Indicate only the number of lines in the listing below in which the word "text" appears.

• DATA RECORDS
==============================
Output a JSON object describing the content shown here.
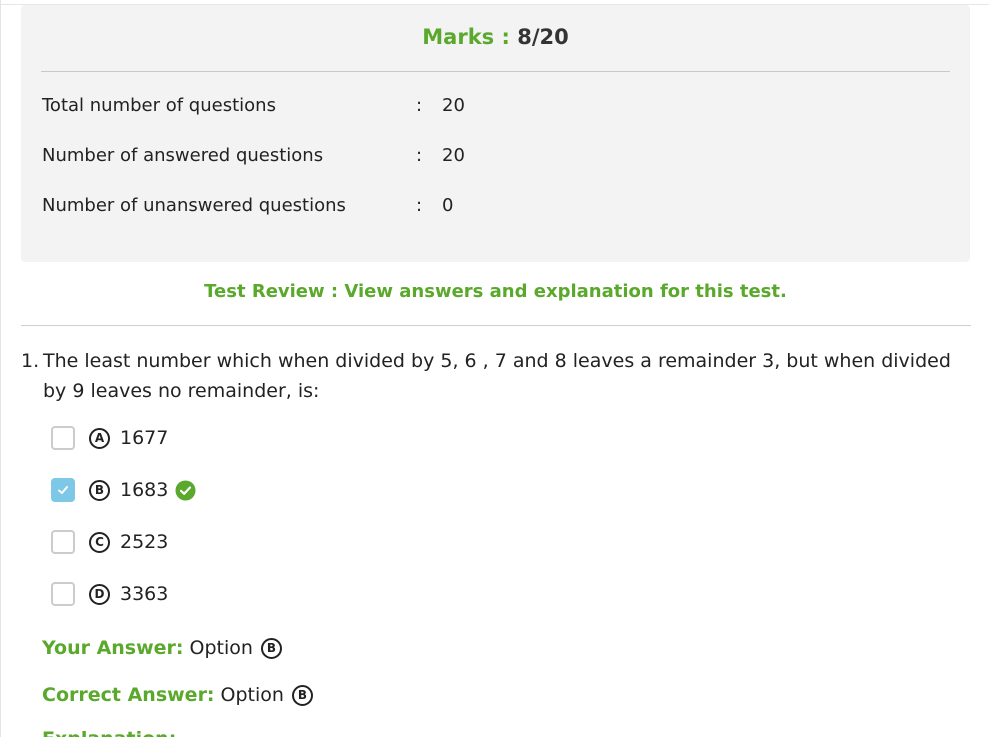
{
  "summary": {
    "marks_label": "Marks :",
    "marks_value": "8/20",
    "stats": [
      {
        "label": "Total number of questions",
        "colon": ":",
        "value": "20"
      },
      {
        "label": "Number of answered questions",
        "colon": ":",
        "value": "20"
      },
      {
        "label": "Number of unanswered questions",
        "colon": ":",
        "value": "0"
      }
    ]
  },
  "review": {
    "text": "Test Review : View answers and explanation for this test."
  },
  "question": {
    "number": "1.",
    "text": "The least number which when divided by 5, 6 , 7 and 8 leaves a remainder 3, but when divided by 9 leaves no remainder, is:",
    "options": [
      {
        "letter": "A",
        "value": "1677",
        "checked": false,
        "correct": false
      },
      {
        "letter": "B",
        "value": "1683",
        "checked": true,
        "correct": true
      },
      {
        "letter": "C",
        "value": "2523",
        "checked": false,
        "correct": false
      },
      {
        "letter": "D",
        "value": "3363",
        "checked": false,
        "correct": false
      }
    ],
    "your_answer_label": "Your Answer:",
    "your_answer_value": "Option",
    "your_answer_letter": "B",
    "correct_answer_label": "Correct Answer:",
    "correct_answer_value": "Option",
    "correct_answer_letter": "B",
    "explanation_label": "Explanation:"
  },
  "colors": {
    "accent_green": "#5aa82c",
    "checkbox_checked": "#7cc8e6",
    "summary_bg": "#f3f3f3"
  }
}
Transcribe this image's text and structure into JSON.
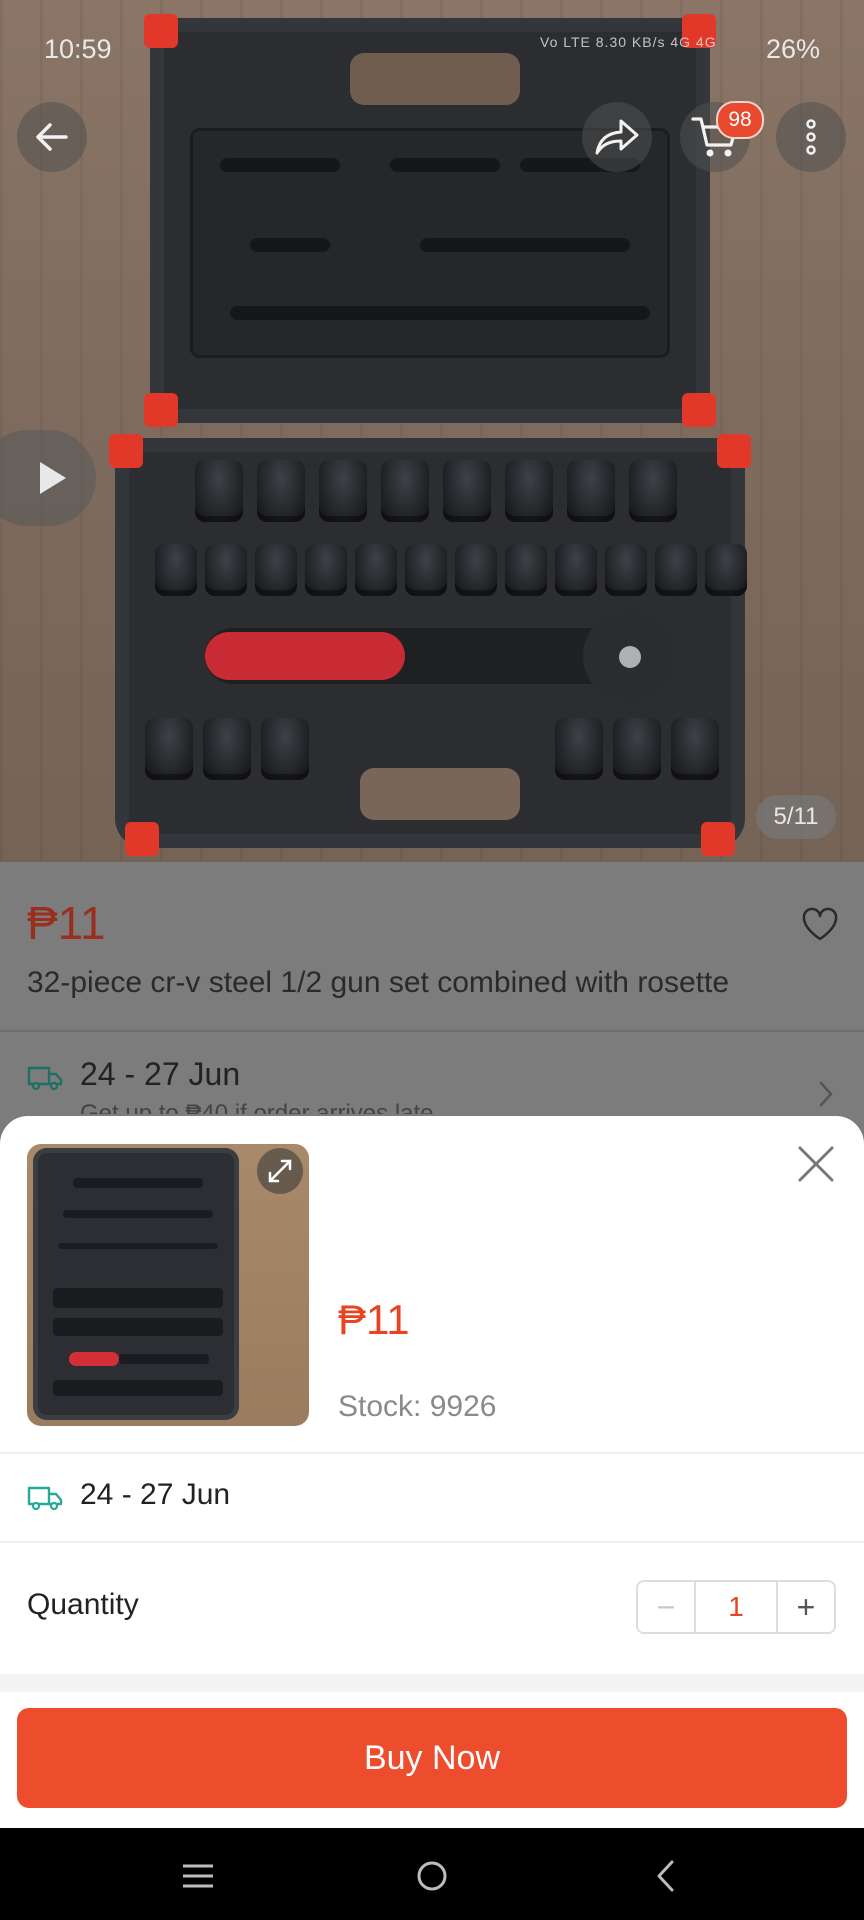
{
  "status_bar": {
    "time": "10:59",
    "signal": "Vo LTE  8.30 KB/s  4G  4G",
    "battery": "26%"
  },
  "gallery": {
    "page_indicator": "5/11",
    "cart_badge": "98"
  },
  "product": {
    "price": "₱11",
    "title": "32-piece cr-v steel 1/2 gun set combined with rosette",
    "delivery": "24 - 27 Jun",
    "delivery_note": "Get up to ₱40 if order arrives late"
  },
  "sheet": {
    "price": "₱11",
    "stock": "Stock: 9926",
    "delivery": "24 - 27 Jun",
    "quantity_label": "Quantity",
    "quantity_minus": "−",
    "quantity_value": "1",
    "quantity_plus": "+",
    "buy_label": "Buy Now"
  },
  "colors": {
    "accent": "#ee4d2d",
    "delivery_icon": "#26aa99"
  },
  "icons": [
    "back-arrow-icon",
    "share-icon",
    "cart-icon",
    "more-vertical-icon",
    "play-icon",
    "heart-icon",
    "truck-icon",
    "chevron-right-icon",
    "expand-icon",
    "close-icon",
    "menu-icon",
    "home-icon",
    "back-icon"
  ]
}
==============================
• ANSWER SECTION
3